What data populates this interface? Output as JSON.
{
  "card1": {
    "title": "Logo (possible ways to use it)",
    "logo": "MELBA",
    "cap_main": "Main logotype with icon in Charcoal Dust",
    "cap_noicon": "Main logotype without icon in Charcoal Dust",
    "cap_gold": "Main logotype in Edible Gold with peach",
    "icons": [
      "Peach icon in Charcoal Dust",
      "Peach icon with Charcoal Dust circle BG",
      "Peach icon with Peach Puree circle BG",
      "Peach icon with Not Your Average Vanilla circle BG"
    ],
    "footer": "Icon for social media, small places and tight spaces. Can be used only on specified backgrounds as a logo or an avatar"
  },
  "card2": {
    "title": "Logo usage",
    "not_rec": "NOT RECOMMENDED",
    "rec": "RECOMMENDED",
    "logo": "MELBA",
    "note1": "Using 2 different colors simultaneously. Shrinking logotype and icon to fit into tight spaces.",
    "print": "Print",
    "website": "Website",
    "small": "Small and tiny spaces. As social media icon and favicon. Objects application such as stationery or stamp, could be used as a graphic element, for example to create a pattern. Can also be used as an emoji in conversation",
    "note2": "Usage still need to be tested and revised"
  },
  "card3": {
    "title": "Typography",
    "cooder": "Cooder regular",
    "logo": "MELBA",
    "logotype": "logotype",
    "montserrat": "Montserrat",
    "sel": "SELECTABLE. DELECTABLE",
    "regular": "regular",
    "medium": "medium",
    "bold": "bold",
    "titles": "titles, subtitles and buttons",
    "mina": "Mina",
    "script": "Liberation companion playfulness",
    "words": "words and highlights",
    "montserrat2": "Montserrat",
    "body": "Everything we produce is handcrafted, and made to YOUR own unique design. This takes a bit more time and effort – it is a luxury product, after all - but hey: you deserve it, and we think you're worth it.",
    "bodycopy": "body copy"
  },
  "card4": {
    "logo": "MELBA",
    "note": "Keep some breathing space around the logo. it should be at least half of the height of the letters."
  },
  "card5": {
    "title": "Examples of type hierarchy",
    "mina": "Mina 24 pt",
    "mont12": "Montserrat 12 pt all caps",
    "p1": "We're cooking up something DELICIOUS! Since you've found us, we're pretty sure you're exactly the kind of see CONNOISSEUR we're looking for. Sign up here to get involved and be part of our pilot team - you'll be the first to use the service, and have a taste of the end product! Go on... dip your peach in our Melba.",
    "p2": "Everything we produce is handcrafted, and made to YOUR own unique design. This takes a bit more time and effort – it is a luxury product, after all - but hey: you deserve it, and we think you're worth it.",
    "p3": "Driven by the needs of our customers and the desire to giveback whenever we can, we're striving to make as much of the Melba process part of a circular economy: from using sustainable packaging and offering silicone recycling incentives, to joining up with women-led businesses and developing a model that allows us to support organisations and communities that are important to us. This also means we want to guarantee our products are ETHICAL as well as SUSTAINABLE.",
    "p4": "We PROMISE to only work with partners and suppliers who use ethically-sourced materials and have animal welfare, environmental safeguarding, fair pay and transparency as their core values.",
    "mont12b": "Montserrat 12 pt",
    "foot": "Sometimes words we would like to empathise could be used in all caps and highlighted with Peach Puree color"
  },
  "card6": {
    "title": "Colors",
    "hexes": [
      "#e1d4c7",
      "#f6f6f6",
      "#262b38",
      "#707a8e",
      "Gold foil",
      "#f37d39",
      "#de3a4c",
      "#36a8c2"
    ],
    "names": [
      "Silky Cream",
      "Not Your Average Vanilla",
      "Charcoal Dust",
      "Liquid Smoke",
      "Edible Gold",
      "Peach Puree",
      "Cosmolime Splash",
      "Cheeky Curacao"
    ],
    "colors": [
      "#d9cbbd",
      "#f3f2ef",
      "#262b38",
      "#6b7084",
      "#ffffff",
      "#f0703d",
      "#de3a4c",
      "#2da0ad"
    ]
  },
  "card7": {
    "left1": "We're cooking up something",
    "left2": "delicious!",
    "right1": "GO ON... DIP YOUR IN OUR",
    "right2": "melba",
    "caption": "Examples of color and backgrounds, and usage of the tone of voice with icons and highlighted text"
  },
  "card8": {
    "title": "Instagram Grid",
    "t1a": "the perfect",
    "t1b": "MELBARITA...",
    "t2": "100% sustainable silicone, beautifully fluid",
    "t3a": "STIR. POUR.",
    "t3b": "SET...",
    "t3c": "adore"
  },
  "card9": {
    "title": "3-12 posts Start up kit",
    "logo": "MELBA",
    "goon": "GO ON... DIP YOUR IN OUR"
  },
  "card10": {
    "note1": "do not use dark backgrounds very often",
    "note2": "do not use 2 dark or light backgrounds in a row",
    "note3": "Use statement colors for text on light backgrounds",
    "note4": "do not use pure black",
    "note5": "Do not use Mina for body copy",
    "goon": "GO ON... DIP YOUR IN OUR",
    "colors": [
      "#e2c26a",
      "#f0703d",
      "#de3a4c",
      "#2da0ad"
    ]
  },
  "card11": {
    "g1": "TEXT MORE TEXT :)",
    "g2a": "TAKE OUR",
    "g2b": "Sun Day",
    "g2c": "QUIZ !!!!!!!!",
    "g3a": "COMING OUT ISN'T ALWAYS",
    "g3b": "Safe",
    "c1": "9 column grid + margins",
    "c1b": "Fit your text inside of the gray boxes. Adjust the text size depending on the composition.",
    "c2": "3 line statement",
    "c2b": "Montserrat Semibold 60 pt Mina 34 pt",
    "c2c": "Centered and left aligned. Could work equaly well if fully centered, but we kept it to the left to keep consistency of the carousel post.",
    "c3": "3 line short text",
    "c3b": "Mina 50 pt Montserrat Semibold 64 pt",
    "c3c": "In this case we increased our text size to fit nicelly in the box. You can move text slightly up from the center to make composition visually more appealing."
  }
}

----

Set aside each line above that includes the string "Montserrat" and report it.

Response
    "montserrat": "Montserrat",
    "montserrat2": "Montserrat",
    "mont12": "Montserrat 12 pt all caps",
    "mont12b": "Montserrat 12 pt",
    "c2b": "Montserrat Semibold 60 pt Mina 34 pt",
    "c3b": "Mina 50 pt Montserrat Semibold 64 pt",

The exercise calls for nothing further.